#### TASK DETAILS:
Filter the entries below, keeping every line that has the word "Hace".

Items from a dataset
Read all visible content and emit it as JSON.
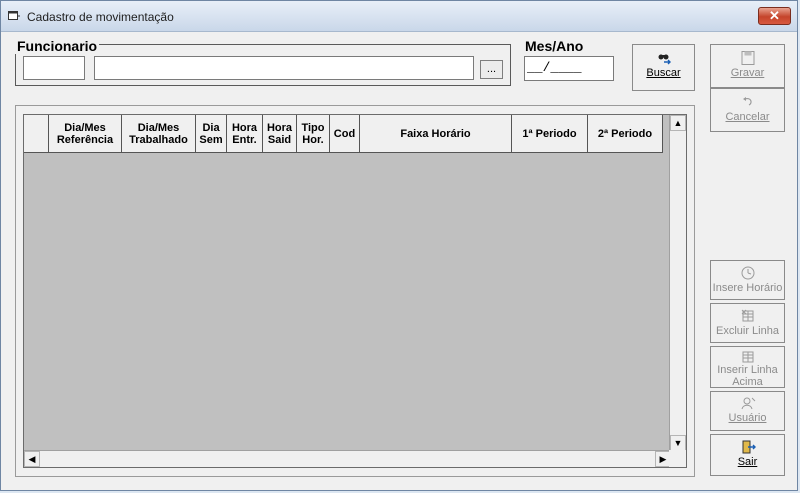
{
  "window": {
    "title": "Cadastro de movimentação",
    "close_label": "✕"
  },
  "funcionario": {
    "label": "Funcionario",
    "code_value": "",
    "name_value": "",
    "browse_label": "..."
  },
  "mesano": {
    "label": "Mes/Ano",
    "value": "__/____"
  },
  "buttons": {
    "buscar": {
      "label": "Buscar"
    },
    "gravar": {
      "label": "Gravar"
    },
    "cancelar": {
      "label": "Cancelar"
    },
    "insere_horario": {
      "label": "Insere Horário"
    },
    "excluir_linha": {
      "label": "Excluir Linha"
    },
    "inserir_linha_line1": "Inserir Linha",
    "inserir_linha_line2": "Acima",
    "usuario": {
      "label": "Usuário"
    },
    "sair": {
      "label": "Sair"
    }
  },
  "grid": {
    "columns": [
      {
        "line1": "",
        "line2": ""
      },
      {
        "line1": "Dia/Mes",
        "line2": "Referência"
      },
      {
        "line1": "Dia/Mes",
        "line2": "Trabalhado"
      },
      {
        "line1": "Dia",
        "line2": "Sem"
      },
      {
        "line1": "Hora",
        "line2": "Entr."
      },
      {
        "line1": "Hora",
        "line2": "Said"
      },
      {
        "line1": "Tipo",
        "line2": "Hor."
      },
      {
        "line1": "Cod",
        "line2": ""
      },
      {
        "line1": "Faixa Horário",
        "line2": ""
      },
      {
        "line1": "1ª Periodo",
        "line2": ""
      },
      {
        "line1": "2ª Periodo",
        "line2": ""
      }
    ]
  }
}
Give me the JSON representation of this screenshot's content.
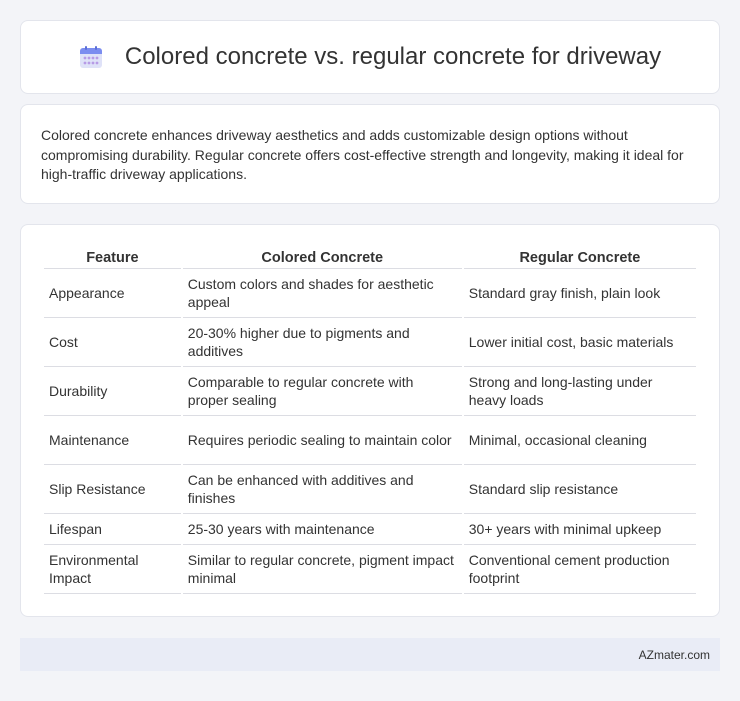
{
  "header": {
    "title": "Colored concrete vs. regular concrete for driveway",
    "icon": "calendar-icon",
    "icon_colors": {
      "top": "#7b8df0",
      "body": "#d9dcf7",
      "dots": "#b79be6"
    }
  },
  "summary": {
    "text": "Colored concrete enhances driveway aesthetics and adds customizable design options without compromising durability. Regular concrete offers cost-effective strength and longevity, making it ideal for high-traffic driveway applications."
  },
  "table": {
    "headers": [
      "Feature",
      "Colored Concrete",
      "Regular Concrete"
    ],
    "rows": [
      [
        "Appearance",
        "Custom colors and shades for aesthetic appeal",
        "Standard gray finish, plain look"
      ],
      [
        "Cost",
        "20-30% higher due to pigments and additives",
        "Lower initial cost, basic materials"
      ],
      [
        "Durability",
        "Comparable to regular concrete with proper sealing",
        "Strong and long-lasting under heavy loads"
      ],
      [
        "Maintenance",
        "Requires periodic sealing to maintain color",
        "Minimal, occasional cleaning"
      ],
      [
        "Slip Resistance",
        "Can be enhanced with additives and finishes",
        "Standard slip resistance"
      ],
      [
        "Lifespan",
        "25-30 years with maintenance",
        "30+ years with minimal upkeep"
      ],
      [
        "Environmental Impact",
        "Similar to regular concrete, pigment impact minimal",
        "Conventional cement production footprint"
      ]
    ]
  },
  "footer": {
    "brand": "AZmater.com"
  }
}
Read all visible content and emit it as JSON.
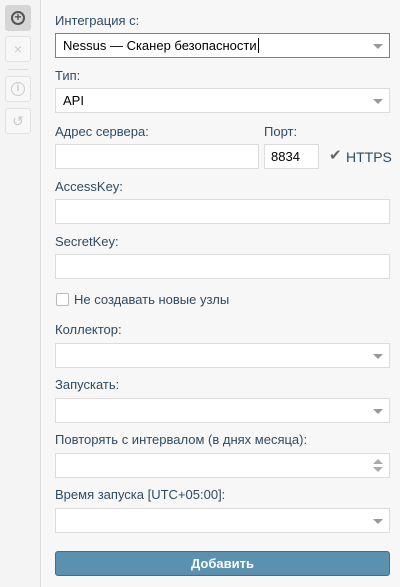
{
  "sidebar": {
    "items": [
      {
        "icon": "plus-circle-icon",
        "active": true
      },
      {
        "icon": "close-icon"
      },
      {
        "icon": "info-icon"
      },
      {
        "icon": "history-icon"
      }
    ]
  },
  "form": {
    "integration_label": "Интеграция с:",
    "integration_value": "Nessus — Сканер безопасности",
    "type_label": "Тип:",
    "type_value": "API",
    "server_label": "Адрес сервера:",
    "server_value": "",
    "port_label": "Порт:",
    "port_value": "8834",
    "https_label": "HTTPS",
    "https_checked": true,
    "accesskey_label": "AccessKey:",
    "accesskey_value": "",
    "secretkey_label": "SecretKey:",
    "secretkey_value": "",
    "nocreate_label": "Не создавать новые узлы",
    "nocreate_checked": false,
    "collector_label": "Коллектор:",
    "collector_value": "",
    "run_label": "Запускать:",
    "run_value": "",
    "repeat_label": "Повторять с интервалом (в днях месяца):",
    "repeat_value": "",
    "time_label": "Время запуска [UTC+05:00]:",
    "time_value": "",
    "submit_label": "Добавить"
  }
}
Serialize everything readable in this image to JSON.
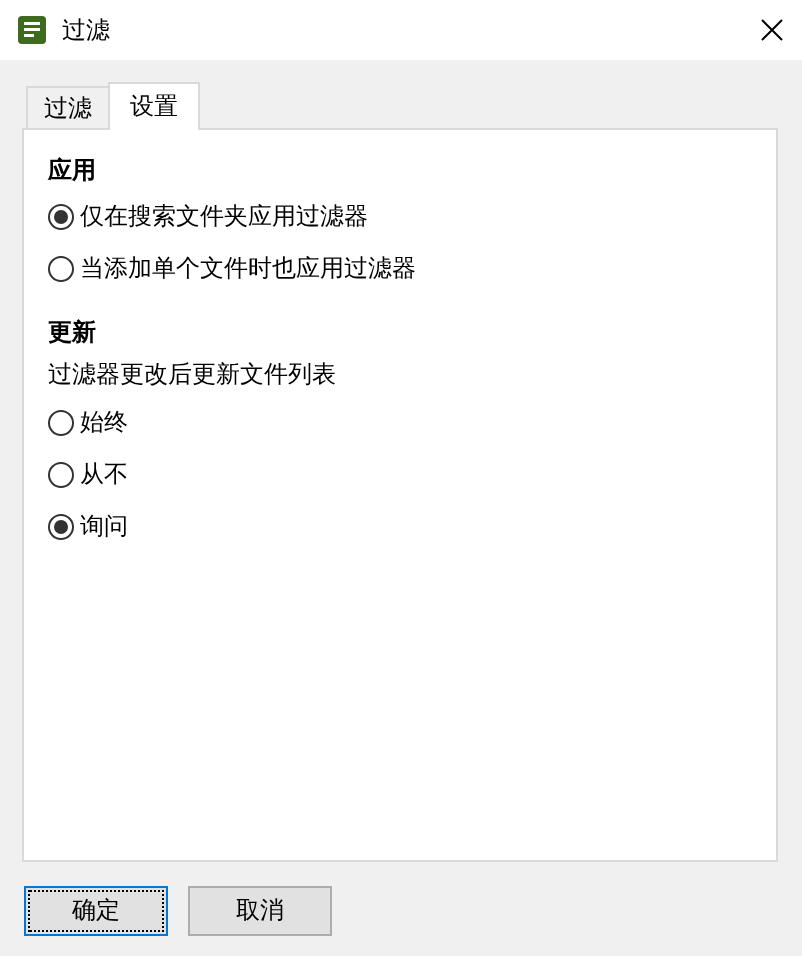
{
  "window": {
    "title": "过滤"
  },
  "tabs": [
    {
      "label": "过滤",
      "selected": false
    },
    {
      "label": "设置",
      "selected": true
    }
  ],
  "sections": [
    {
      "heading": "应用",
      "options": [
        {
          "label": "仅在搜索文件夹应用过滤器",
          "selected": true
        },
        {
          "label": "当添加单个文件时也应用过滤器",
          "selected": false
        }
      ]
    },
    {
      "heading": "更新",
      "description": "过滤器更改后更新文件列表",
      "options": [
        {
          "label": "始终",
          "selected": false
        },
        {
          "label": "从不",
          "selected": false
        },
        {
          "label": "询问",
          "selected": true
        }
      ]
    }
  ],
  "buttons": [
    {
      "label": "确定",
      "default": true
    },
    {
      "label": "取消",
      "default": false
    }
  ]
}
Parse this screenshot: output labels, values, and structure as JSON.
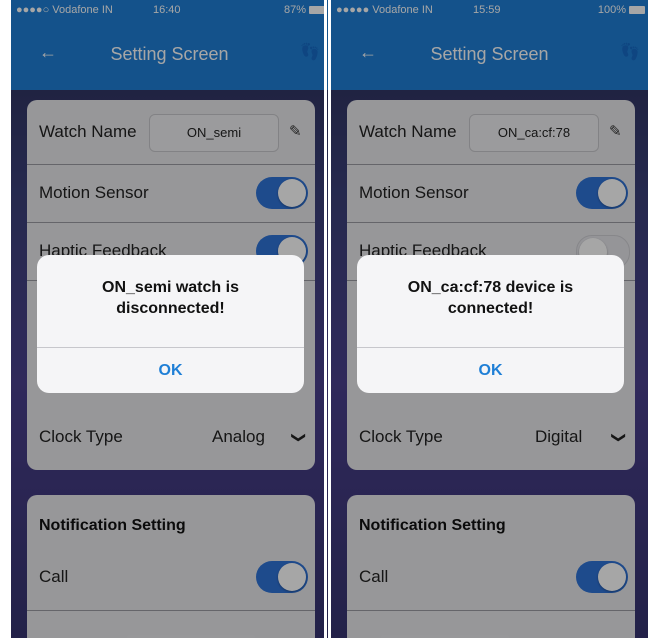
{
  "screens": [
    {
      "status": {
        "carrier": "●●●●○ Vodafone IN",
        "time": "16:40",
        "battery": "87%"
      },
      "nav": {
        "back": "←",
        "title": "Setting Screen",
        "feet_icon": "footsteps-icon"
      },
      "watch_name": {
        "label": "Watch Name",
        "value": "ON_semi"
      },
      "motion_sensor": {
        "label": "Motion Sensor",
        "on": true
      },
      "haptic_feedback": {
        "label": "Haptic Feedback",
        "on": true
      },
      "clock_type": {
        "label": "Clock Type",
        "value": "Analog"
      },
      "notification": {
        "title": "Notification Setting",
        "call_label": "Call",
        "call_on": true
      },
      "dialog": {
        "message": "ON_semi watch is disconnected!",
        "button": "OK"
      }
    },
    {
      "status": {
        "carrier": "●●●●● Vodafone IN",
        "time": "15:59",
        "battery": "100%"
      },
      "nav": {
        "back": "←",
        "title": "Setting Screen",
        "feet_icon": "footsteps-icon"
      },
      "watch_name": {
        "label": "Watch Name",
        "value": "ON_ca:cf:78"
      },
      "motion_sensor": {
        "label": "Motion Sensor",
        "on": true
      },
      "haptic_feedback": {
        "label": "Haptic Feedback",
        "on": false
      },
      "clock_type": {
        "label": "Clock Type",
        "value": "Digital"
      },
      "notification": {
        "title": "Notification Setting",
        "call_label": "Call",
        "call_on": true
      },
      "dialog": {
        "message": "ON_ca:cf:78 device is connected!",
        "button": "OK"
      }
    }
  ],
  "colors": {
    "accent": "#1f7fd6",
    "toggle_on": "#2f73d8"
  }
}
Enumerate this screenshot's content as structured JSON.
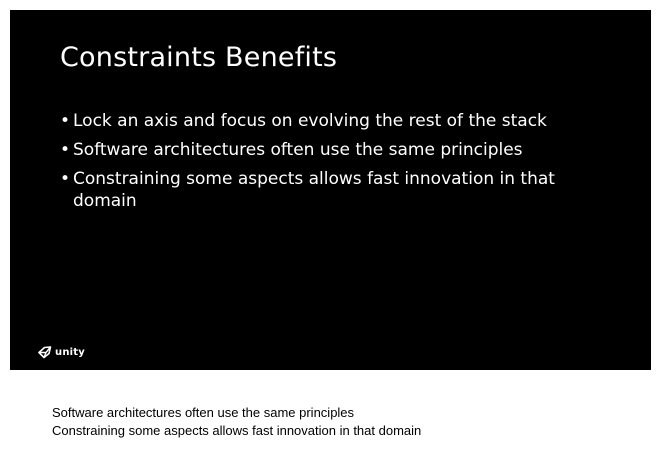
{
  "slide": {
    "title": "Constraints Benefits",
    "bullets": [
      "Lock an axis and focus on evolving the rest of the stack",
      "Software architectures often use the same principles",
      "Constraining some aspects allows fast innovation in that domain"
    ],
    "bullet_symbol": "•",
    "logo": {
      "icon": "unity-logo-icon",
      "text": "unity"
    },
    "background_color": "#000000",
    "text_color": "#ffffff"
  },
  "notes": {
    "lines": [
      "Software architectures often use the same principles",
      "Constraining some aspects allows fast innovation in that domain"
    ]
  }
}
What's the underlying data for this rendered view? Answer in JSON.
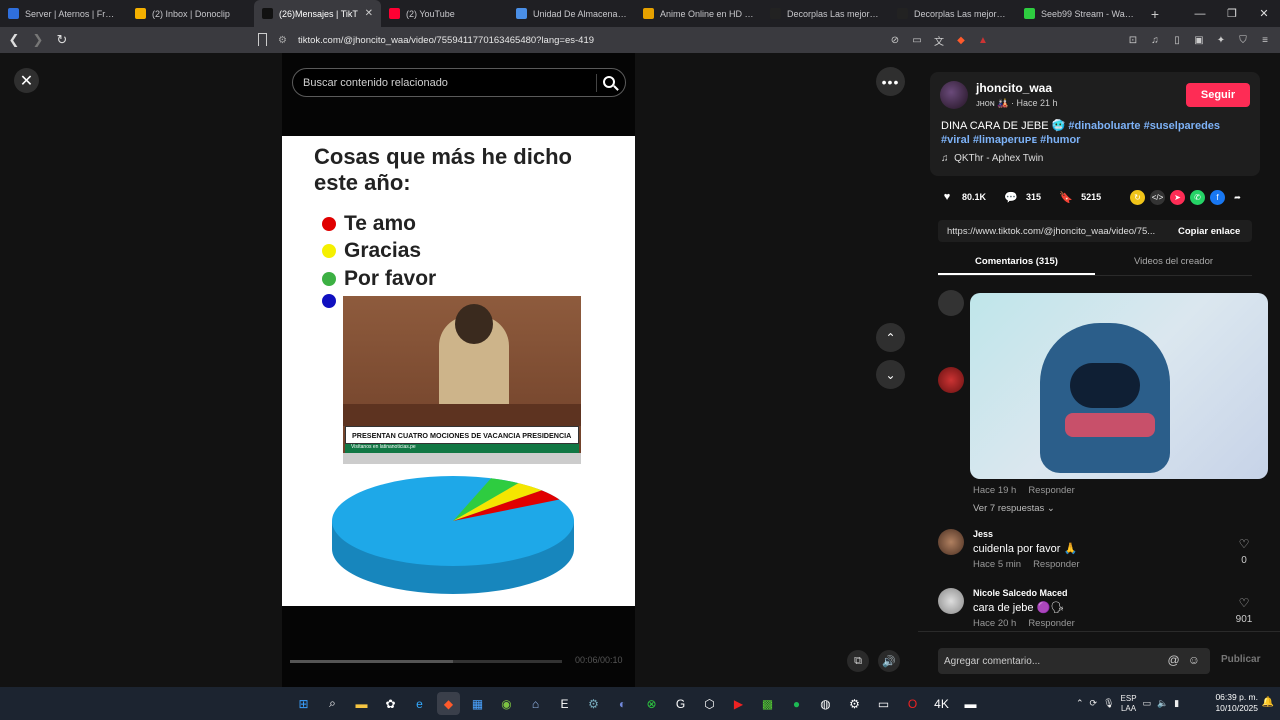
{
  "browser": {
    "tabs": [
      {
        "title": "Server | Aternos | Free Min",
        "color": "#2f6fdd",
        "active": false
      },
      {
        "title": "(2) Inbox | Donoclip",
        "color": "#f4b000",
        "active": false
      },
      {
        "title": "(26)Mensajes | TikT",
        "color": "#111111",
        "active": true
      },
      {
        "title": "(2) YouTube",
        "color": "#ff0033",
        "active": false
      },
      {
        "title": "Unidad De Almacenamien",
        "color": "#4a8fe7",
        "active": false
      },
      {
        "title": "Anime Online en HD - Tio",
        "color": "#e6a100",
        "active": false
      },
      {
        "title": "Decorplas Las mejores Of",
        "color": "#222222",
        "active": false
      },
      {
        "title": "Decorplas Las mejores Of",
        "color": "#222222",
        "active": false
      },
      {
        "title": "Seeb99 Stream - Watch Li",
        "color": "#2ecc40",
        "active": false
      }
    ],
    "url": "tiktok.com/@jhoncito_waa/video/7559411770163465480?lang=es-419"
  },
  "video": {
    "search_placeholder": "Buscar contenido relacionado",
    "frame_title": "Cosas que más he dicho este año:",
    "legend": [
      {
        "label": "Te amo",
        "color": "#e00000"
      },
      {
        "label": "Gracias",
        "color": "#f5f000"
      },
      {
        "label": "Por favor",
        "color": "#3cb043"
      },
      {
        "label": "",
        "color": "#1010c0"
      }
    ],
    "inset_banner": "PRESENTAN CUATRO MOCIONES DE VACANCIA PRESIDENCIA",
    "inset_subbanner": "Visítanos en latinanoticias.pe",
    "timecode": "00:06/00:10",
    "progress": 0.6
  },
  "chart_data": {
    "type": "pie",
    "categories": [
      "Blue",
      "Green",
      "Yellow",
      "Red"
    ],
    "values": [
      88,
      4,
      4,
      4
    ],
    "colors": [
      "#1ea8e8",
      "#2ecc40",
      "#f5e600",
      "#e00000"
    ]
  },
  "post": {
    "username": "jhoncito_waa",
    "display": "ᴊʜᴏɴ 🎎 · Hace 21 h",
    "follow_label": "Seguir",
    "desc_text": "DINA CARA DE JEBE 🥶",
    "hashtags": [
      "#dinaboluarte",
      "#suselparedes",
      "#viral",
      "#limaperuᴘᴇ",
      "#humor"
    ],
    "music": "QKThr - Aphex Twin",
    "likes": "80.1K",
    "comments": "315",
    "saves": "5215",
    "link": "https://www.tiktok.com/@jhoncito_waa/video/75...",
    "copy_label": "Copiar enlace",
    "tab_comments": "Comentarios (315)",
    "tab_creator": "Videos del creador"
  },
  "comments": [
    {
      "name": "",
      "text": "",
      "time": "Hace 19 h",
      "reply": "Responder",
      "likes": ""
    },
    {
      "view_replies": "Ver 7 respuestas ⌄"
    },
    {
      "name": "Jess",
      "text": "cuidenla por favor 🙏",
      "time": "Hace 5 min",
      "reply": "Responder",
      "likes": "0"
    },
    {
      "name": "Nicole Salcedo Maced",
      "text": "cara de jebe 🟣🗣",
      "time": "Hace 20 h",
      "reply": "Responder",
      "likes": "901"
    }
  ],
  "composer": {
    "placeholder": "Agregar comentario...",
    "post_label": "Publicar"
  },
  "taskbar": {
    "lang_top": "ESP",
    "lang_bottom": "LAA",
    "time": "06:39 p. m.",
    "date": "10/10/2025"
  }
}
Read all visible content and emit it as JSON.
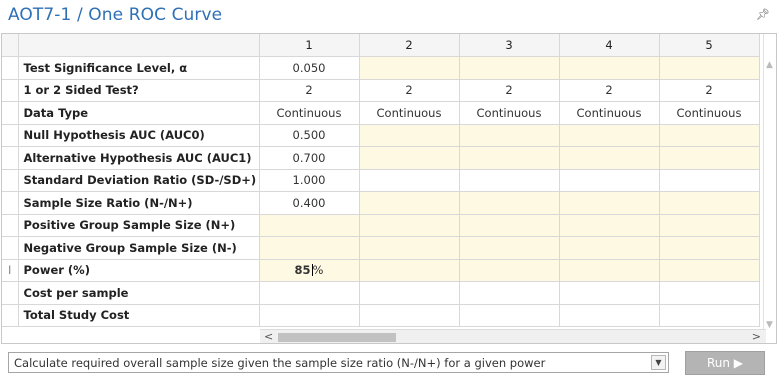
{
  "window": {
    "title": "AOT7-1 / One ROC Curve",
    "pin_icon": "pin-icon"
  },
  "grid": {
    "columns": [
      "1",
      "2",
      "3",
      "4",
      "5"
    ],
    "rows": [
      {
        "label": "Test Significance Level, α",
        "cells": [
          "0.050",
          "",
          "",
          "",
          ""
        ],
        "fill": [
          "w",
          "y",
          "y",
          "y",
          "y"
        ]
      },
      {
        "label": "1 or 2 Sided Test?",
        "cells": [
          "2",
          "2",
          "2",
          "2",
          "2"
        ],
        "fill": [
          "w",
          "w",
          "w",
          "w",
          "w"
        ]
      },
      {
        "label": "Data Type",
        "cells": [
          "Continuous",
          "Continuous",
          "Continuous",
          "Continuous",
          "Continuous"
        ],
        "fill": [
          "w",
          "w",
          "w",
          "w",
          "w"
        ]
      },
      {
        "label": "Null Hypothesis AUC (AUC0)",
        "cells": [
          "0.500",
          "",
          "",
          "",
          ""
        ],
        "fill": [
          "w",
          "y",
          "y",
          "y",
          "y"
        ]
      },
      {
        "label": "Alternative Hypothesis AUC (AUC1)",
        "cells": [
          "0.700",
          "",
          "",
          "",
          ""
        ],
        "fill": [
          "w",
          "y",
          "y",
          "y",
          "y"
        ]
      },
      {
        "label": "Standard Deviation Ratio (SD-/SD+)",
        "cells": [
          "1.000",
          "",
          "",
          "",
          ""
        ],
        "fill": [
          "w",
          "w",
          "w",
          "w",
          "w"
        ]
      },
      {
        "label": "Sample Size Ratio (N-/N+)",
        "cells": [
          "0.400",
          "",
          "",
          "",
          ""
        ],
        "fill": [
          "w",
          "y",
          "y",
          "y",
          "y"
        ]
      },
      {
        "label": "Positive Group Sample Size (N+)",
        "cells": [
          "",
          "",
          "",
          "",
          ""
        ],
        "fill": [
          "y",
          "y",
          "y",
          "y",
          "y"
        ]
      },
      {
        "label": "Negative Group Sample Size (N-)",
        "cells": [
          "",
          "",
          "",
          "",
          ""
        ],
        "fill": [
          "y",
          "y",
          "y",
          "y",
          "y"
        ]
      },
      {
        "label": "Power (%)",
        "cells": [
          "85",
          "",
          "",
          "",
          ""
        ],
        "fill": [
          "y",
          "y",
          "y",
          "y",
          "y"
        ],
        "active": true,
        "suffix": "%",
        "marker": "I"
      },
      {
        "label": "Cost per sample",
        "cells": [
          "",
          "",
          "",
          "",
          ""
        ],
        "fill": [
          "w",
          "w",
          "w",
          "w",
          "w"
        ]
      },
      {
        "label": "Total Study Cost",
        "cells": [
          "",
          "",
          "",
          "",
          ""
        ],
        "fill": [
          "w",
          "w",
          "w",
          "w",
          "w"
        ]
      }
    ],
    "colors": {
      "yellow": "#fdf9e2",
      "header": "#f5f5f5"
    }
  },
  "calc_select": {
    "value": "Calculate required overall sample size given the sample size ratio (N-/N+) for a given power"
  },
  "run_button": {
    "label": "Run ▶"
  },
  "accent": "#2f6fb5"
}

#### RESULT:
    "display": "ᴊʜᴏɴ 🎎 · Hace 21 h",
      "time": "Hace 19 h",
      "time": "Hace 5 min",
      "time": "Hace 20 h",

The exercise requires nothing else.